• _Directions_: Go line by line through the entries below and copy those containing the string "thumbs".

==================================================

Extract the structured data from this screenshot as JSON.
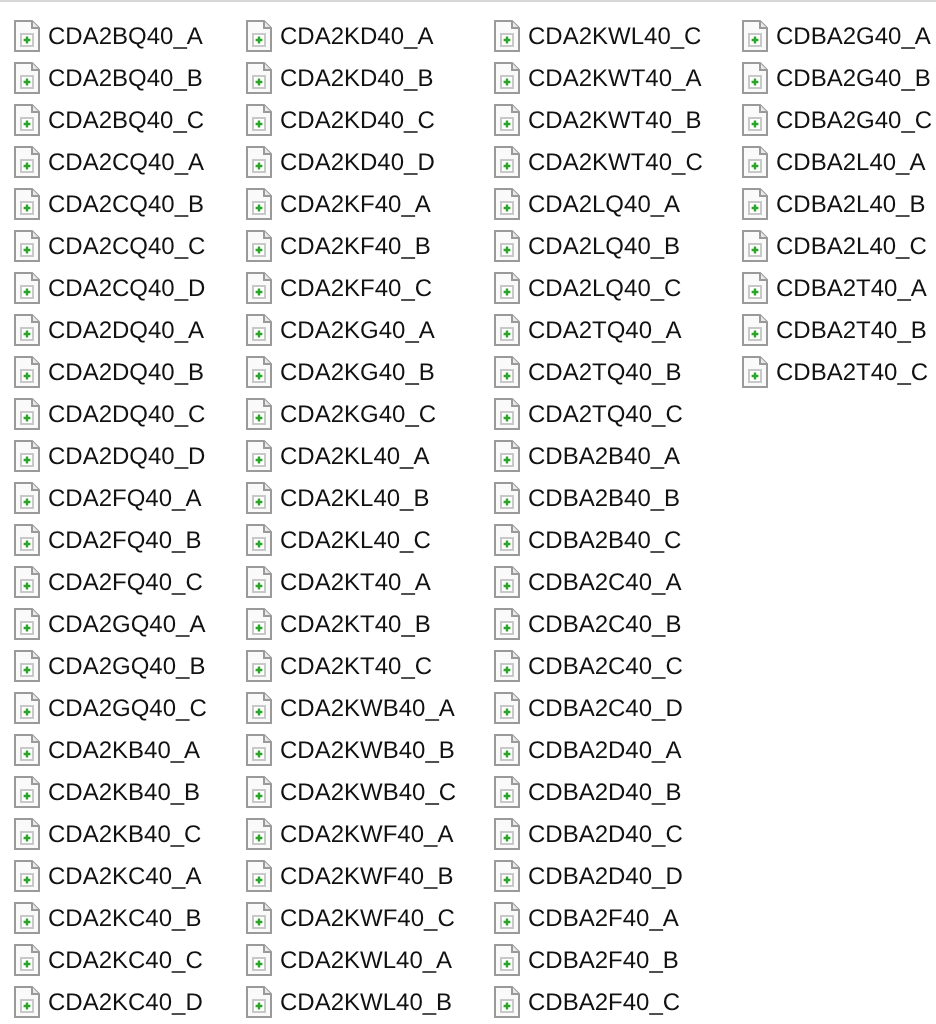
{
  "files": [
    "CDA2BQ40_A",
    "CDA2BQ40_B",
    "CDA2BQ40_C",
    "CDA2CQ40_A",
    "CDA2CQ40_B",
    "CDA2CQ40_C",
    "CDA2CQ40_D",
    "CDA2DQ40_A",
    "CDA2DQ40_B",
    "CDA2DQ40_C",
    "CDA2DQ40_D",
    "CDA2FQ40_A",
    "CDA2FQ40_B",
    "CDA2FQ40_C",
    "CDA2GQ40_A",
    "CDA2GQ40_B",
    "CDA2GQ40_C",
    "CDA2KB40_A",
    "CDA2KB40_B",
    "CDA2KB40_C",
    "CDA2KC40_A",
    "CDA2KC40_B",
    "CDA2KC40_C",
    "CDA2KC40_D",
    "CDA2KD40_A",
    "CDA2KD40_B",
    "CDA2KD40_C",
    "CDA2KD40_D",
    "CDA2KF40_A",
    "CDA2KF40_B",
    "CDA2KF40_C",
    "CDA2KG40_A",
    "CDA2KG40_B",
    "CDA2KG40_C",
    "CDA2KL40_A",
    "CDA2KL40_B",
    "CDA2KL40_C",
    "CDA2KT40_A",
    "CDA2KT40_B",
    "CDA2KT40_C",
    "CDA2KWB40_A",
    "CDA2KWB40_B",
    "CDA2KWB40_C",
    "CDA2KWF40_A",
    "CDA2KWF40_B",
    "CDA2KWF40_C",
    "CDA2KWL40_A",
    "CDA2KWL40_B",
    "CDA2KWL40_C",
    "CDA2KWT40_A",
    "CDA2KWT40_B",
    "CDA2KWT40_C",
    "CDA2LQ40_A",
    "CDA2LQ40_B",
    "CDA2LQ40_C",
    "CDA2TQ40_A",
    "CDA2TQ40_B",
    "CDA2TQ40_C",
    "CDBA2B40_A",
    "CDBA2B40_B",
    "CDBA2B40_C",
    "CDBA2C40_A",
    "CDBA2C40_B",
    "CDBA2C40_C",
    "CDBA2C40_D",
    "CDBA2D40_A",
    "CDBA2D40_B",
    "CDBA2D40_C",
    "CDBA2D40_D",
    "CDBA2F40_A",
    "CDBA2F40_B",
    "CDBA2F40_C",
    "CDBA2G40_A",
    "CDBA2G40_B",
    "CDBA2G40_C",
    "CDBA2L40_A",
    "CDBA2L40_B",
    "CDBA2L40_C",
    "CDBA2T40_A",
    "CDBA2T40_B",
    "CDBA2T40_C"
  ]
}
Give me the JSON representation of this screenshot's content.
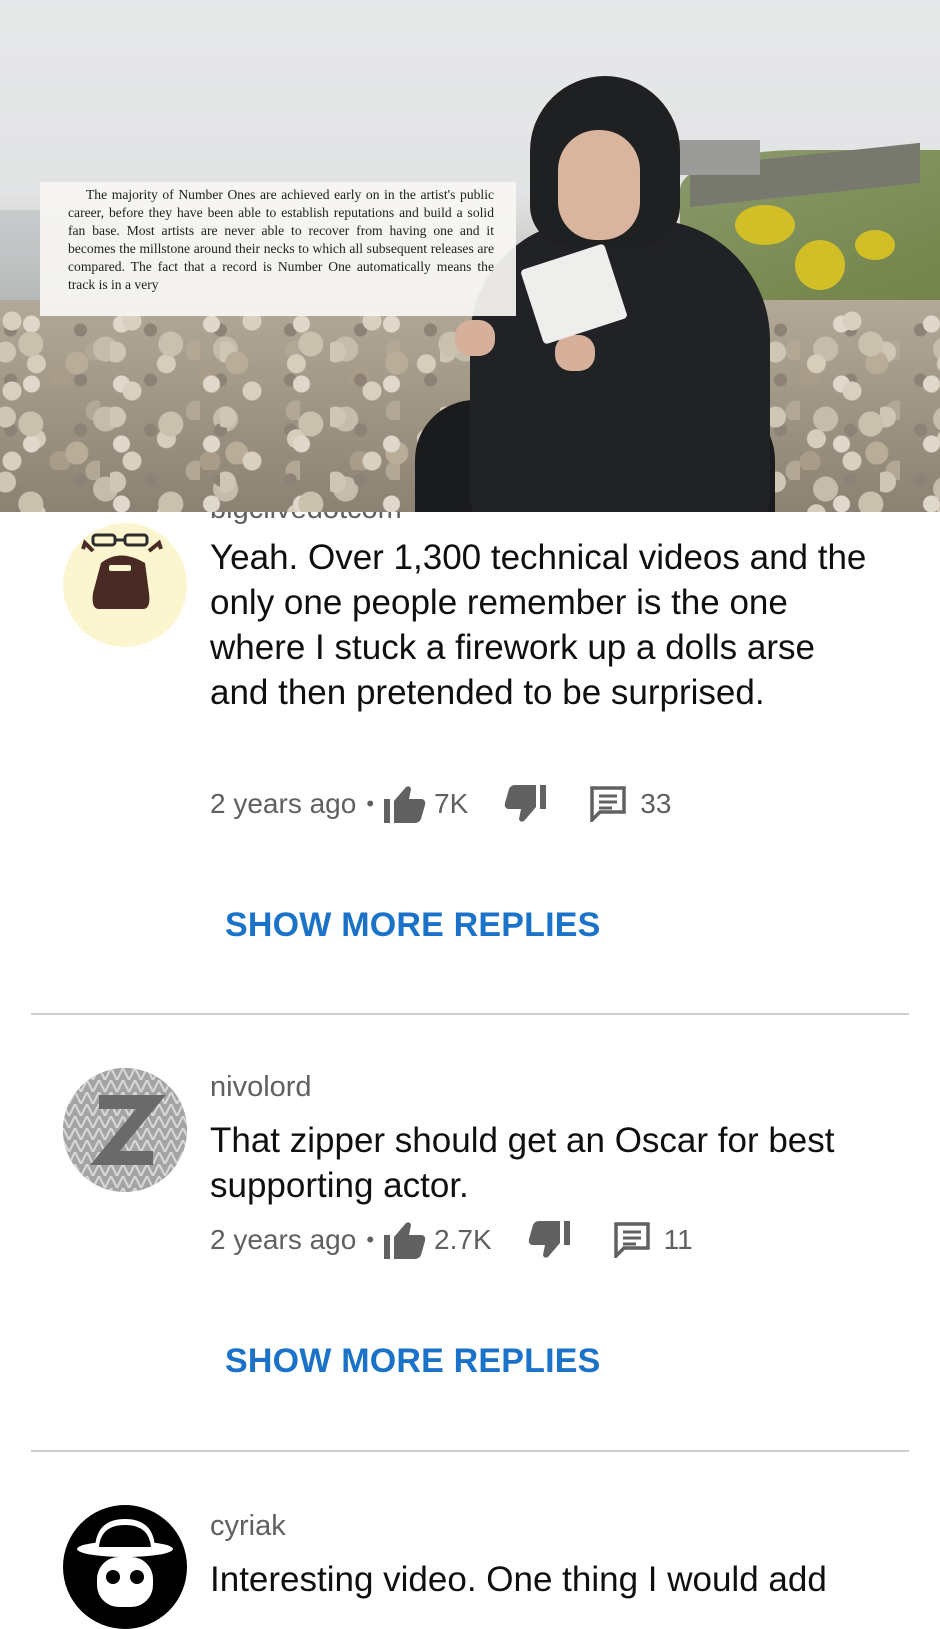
{
  "video": {
    "book_excerpt": "The majority of Number Ones are achieved early on in the artist's public career, before they have been able to establish reputations and build a solid fan base. Most artists are never able to recover from having one and it becomes the millstone around their necks to which all subsequent releases are compared. The fact that a record is Number One automatically means the track is in a very"
  },
  "comments": [
    {
      "author": "bigclivedotcom",
      "text": "Yeah.  Over 1,300 technical videos and the only one people remember is the one where I stuck a firework up a dolls arse and then pretended to be surprised.",
      "time": "2 years ago",
      "likes": "7K",
      "replies": "33",
      "avatar_icon": "bearded-man-avatar-icon",
      "show_more": "SHOW MORE REPLIES"
    },
    {
      "author": "nivolord",
      "text": "That zipper should get an Oscar for best supporting actor.",
      "time": "2 years ago",
      "likes": "2.7K",
      "replies": "11",
      "avatar_icon": "knit-pattern-avatar-icon",
      "show_more": "SHOW MORE REPLIES"
    },
    {
      "author": "cyriak",
      "text": "Interesting video. One thing I would add",
      "avatar_icon": "bowler-hat-skull-avatar-icon"
    }
  ],
  "icons": {
    "like": "thumbs-up-icon",
    "dislike": "thumbs-down-icon",
    "reply": "comment-icon"
  },
  "colors": {
    "link_blue": "#1a73c8",
    "meta_gray": "#606060",
    "avatar_bg_yellow": "#fbf6cf"
  }
}
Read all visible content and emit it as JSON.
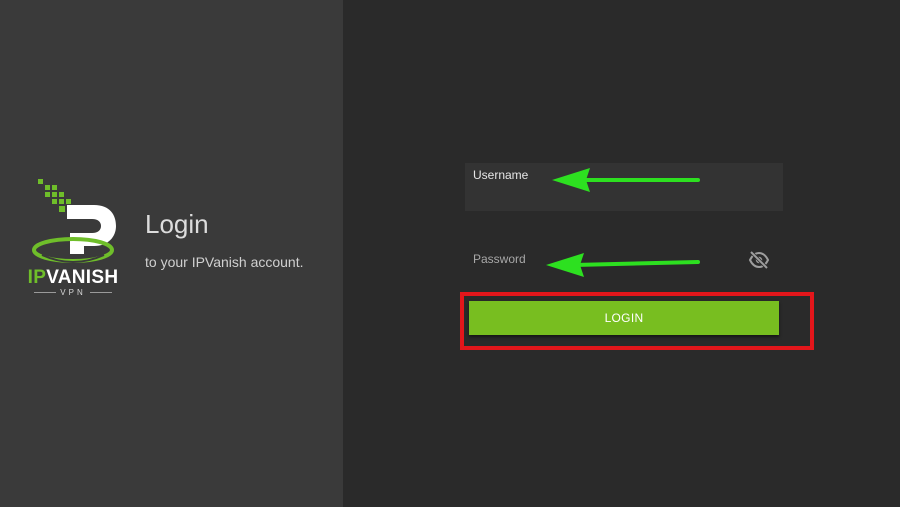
{
  "branding": {
    "logo_word_ip": "IP",
    "logo_word_vanish": "VANISH",
    "logo_sub": "VPN",
    "accent_color": "#78be20"
  },
  "header": {
    "title": "Login",
    "subtitle": "to your IPVanish account."
  },
  "form": {
    "username_label": "Username",
    "password_label": "Password",
    "password_toggle_icon": "eye-off-icon",
    "login_label": "LOGIN"
  },
  "annotations": {
    "arrow_color": "#2de020",
    "highlight_color": "#e3161b"
  }
}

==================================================

• _Problem solution_:
    "like": "thumbs-up-icon",
    "dislike": "thumbs-down-icon",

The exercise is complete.